Eudora Welty's short story "A Worn Path" is set soon after the Civil War during the days of segregation in the South under the Jim Crow laws that were enacted in 1890 and lasted all the way until the mid 1960s. The story describes an elderly African-American woman named Phoenix Jackson making a long journey on foot in the frozen December morning to a medical clinic in Natchez, Mississippi. She has made the trip twice a year for the past several years, ever since her grandson was poisoned by consuming lye and never received proper medical treatment. The best Old Phoenix can do is acquire medicine twice a year to sooth his suffering. The short story certainly covers many themes, including the determination that love ignites within us and the cruelty of racism. Plus, the two themes go hand in hand because Old Phoenix must, through her determination, overcome the cruel barriers put in her path due to racism in order to take care of her grandson. Author Welty uses her characters' voices to develop both characterization and her themes.
The first moment the reader hears Old Phoenix speak in the story is the first moment the reader hears her inner strength of character and her determination, particularly her determination to complete her journey, all for the sake of the grandson she loves. The narrator describes that, as Old Phoenix hobbled along with her umbrella used as a cane, she sometimes heard "quivering in the thicket." Old Phoenix responds to these noises with commands that show she won't allow herself to be either frightened or interfered with:
Out of my way, all you foxes, owls, beetles, jack rabbits, coons and wild animals! ... Keep out from under these feet, little bob-whites ... Keep the big wild hogs out of my path. Don't let none of those come running my direction. I got a long way.
Her refusal to be either frightened or interfered with shows just how determined she is to ease her grandson's suffering, which helps serve to develop Welty's theme concerning the determination that love ignites within us. The reader can even more clearly hear Old Phoenix's determination when we focus on how author Welty has juxtaposed Old Phoenix's frail, diminutive stature against these fearless, determined commands directed at something she really has no control over--mother nature.

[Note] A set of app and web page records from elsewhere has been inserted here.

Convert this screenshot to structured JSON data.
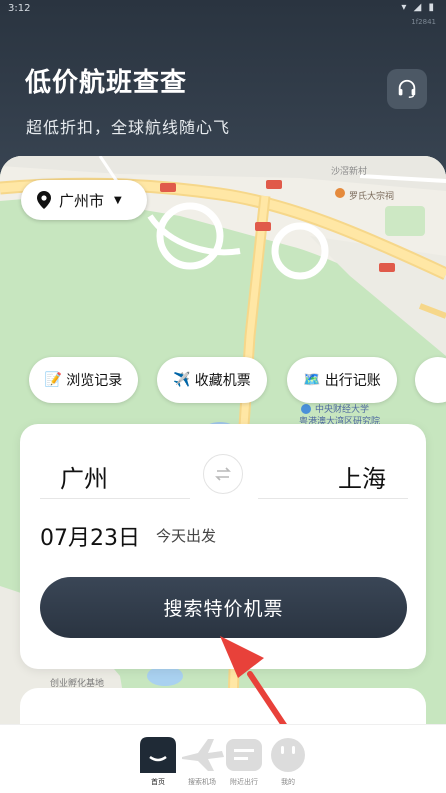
{
  "status_bar": {
    "time": "3:12",
    "icons": "▾ ◢ ▮",
    "sub": "1f2841"
  },
  "header": {
    "title": "低价航班查查",
    "subtitle": "超低折扣，全球航线随心飞",
    "support_icon": "headset-icon"
  },
  "map": {
    "city_chip": {
      "city": "广州市",
      "pin_icon": "location-pin-icon",
      "caret_icon": "caret-down-icon"
    },
    "labels": [
      "罗氏大宗祠",
      "沙滘新村",
      "中央财经大学",
      "粤港澳大湾区研究院",
      "创业孵化基地"
    ],
    "road_badges": [
      "S81",
      "S8",
      "G3"
    ]
  },
  "quick_actions": [
    {
      "icon": "📝",
      "label": "浏览记录"
    },
    {
      "icon": "✈️",
      "label": "收藏机票"
    },
    {
      "icon": "🗺️",
      "label": "出行记账"
    }
  ],
  "search": {
    "from_city": "广州",
    "to_city": "上海",
    "swap_icon": "swap-icon",
    "date": "07月23日",
    "date_note": "今天出发",
    "button_label": "搜索特价机票"
  },
  "tabbar": {
    "tabs": [
      {
        "label": "首页",
        "icon": "home-face-icon",
        "active": true
      },
      {
        "label": "搜索机场",
        "icon": "plane-icon",
        "active": false
      },
      {
        "label": "附近出行",
        "icon": "list-icon",
        "active": false
      },
      {
        "label": "我的",
        "icon": "smile-icon",
        "active": false
      }
    ]
  },
  "colors": {
    "header_bg": "#2f3a47",
    "button_bg": "#2f3a47",
    "map_green": "#c7e6bf",
    "arrow_red": "#e8413a"
  }
}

The theme concerning the cruelty of racism is developed through the voice of the white, unnamed hunter. At first glance, the reader may think he is congenial because he helps her out of the ditch she has fallen into and seems to express concern when he asks where she lives. He says to her, "Why, that's too far! [...] Now you go on home, Granny!" However, by the time he points the gun at her face, the reader sees clearly that he told her to go home simply because he doesn't feel she should be in the presence of the world due to her race. In addition, he lies to her, saying he would give her a dime if he had one, and we know he is lying because she has just stolen the nickel that has fallen out of his pocket. Hence, the combination of gun pointing and lying helps the reader hear the sneer and contempt in his voice, since the reader also knows that he is faking any concern he is showing for Old Phoenix. Plus, the contempt Welty paints in the hunter's voice helps develop her theme concerning the cruelty of racism, a theme that further shows us just how many barriers Old Phoenix must use her determination to overcome.